Dr. MacLatchy gave the closing remarks at the 2021 Design for Change Awards, hosted by Wilfrid Laurier University and sponsored by Scotiabank.
Good evening everyone and thank you for attending the Design for Change awards ceremony tonight.
I first want to congratulate all the students from across Canada who, over the last four weeks, have been engaging in design activities to shift people toward greener behaviours and sustainable practices. In total, 150 students on 52 teams submitted final projects! That’s just amazing!
You have taken the knowledge and skills you have gained in classes and coursework and research, and your own life experiences, and have applied them to finding solutions to climate change and environmental degradation – two of the most pressing challenges of our time.
I am extremely impressed by the creativity and quality of the submissions. You should all be so proud of your efforts.
To our winners: Congratulations on this significant recognition in a national competition. To stand out in such a remarkable group is truly an accomplishment.
It is my hope that you now move forward with implementing your ideas to make our world a better place.
I also would like to thank all of the people and organizations that brought this competition to life.

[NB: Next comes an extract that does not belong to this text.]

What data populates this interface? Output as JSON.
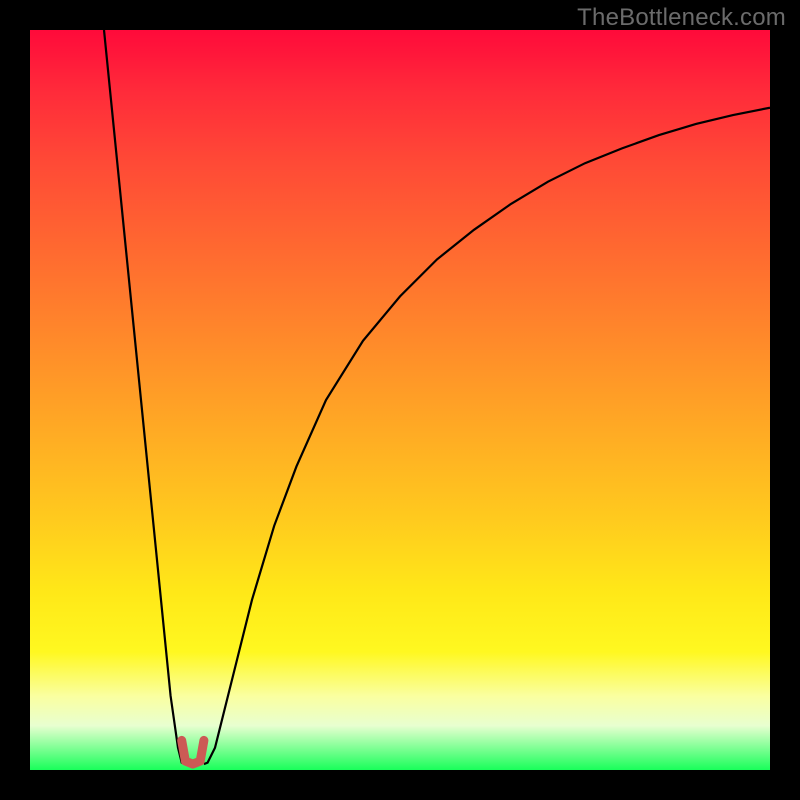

Design for Change would not have been possible without the generosity of Scotiabank. Thank you so much Pamela Hilborn and all the great folks at Scotiabank for all that you have done to support this endeavor.
We at Laurier are incredibly grateful for your sponsorship and support, which provides our students – and students across Canada – the opportunity to engage in innovative events such as this, and to sharpen their skills for future design challenges.
There are also a number of people, including Laurier faculty, who have shared generously of their time and expertise to organize this event, mentor students, and act as judges. Over 50 volunteers in total have made this event possible. Thank you.
And I would like to personally thank Dr. Abby Goodrum for having the original vision of what a UX program and national competition could mean for our students and for our university.
Thank you all for making this such a meaningful learning opportunity for the students.
As a biologist, I am deeply proud of Laurier’s longstanding commitment to sustainability.
Enhancing sustainability at our university is one of Laurier’s strategic priorities. We know that sustainable practices and proper stewardship of resources strengthen our communities, society and economy.
For more than a decade, our Sustainability Office has been supporting green efforts across our campuses and we have received provincial, national, and international recognition for environmental leadership and sustainability efforts. Created by students and for students, the Sustainability Office officially opened in 2010. We recognize that more sustainable university campuses and communities support personal health and well-being as well as helping the future of the planet.
Our faculty have prioritized imbedding sustainability content into courses, across the curriculum, from the Humanities and Social Sciences to Business to the Sciences. And many of our faculty focus on environmental and sustainability research, in Ontario and as far away as Canada’s north.
From zero waste bins in our dining areas, to the creation of a Freestore for students to donate their old household items to other students, many of these efforts have focused on simple ways of changing how users experience our campuses to shift them to greener behaviours. And so many of our ideas have originated with students—students who have led us to do better, not just institutionally, but as a community leader.
We have also taken an intentional approach to building facilities that incorporate sustainable design, such as including rooftop solar panels, green roofs, grey water recirculation, and e-charging vehicle stations. When renovating facilities, we prioritize the reduction of greenhouse gas emissions and water use and have specifically resourced these initiatives.
Fighting climate change and environmental degradation requires us to take a critical look at how we go about our day-to-day lives and incorporate new practices and designs to minimize waste.
For the last month, all of you as participants in the Design for Change contest have been using this lens to question the ways we do things and find greener, more sustainable solutions.
This curiosity and creativity is exactly what is needed to prompt real change and create a more sustainable future. I look forward to seeing the vision of our participants in Design for Change move from ideation to innovation to reality.
I hope that these last four weeks have inspired you to look at challenges in new ways and have given you hope that together we can build a more sustainable future.
Thank you once again for participating in Design for Change and I wish you all success in your future design challenges. I hope you have a chance this evening to celebrate your accomplishments. Good night.